form, he was fully aware that his one-year old daughter is typically a mongoloid child. Such a congenital physical defect could never be ensconced
nor disguished. Nonetheless, private respondent, in apparent bad faith, withheld the fact materal to the risk to be assumed by the insurance
compary.

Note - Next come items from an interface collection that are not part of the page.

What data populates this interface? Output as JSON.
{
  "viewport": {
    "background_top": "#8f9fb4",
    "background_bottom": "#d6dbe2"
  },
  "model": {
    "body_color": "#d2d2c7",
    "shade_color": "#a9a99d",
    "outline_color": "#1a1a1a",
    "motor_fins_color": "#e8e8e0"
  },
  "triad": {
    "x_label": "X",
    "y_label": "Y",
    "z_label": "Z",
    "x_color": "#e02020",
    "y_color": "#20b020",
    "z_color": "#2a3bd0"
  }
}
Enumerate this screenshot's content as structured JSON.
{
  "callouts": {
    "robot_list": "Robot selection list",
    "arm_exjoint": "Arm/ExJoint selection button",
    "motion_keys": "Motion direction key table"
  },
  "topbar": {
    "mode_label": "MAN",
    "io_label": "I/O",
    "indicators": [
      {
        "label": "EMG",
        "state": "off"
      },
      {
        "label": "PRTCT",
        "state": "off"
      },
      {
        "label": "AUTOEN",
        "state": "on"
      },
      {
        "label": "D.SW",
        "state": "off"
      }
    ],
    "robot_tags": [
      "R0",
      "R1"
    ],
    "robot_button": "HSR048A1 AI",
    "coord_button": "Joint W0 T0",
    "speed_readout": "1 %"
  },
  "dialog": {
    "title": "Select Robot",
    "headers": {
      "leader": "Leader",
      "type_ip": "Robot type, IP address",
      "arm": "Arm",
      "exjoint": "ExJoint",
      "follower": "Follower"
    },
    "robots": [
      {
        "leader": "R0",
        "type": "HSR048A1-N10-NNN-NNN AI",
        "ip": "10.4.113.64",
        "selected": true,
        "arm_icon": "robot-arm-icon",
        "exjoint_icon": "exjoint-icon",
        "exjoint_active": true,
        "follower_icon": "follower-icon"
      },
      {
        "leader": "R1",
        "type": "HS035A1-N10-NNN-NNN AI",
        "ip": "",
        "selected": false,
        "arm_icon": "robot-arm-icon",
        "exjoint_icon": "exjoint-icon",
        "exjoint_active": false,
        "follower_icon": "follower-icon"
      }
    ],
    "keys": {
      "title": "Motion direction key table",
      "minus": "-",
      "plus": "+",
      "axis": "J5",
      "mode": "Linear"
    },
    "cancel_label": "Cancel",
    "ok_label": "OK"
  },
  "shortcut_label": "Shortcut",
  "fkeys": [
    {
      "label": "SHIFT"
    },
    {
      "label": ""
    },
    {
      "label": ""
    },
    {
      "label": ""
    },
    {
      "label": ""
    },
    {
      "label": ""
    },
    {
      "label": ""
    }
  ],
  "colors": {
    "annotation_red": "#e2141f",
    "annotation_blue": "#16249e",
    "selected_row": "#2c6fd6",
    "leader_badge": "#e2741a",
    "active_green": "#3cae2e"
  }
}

As an insurance agent of Paci c Life, he ought to know, as he surely must have known. his duty and responsibility to such a material fact.
Had he diamond said signi cant fact in the insurance application fom Paci c Life would have veri ed the same and would have had no choice but
to disapprove the application outright.

The contract of insurance is one of perfect good faith uberrima des meaning good faith, absolute and perfect candor or openness and honesty; the
absence of any concealment or demotion, however slight [Black's Law Dictionary, 2nd Edition], not for the alone but equally so for the insurer
(Field man's Insurance Co., Inc. vs. Vda de Songco, 25 SCRA 70). Concealment is a neglect to communicate that which a partY knows aDd Ought to
communicate (Section 25, Act No. 2427). Whether intentional or unintentional the concealment entitles the insurer to rescind the contract of
insurance (Section 26, Id.: Yu Pang Cheng vs. Court of Appeals, et al, 105 Phil 930; Satumino vs. Philippine American Life Insurance Company, 7
SCRA 316). Private respondent appears guilty thereof.

We are thus constrained to hold that no insurance contract was perfected between the parties with the noncompliance of the conditions provided in
the binding receipt, and concealment, as legally de ned, having been comraitted by herein private respondent.

WHEREFORE, the decision appealed from is hereby set aside, and in lieu thereof, one is hereby entered absolving petitioners Lapulapu D.
Mondragon and Great Paci c Life Assurance Company from their civil liabilities as found by respondent Court and ordering the aforesaid insurance
company to reimburse the amount of P1,077.75, without interest, to private respondent, Ngo Hing. Costs against private respondent.

SO ORDERED.

Teehankee (Chairman), Makasiar, Guerrero and Melencio-Herrera, JJ., concur.

Fernandez, J., took no part.

Short Title
Great Paci c Life Assurance Company vs. Court of Appeals
G.R. Number
G.R. No. L-31845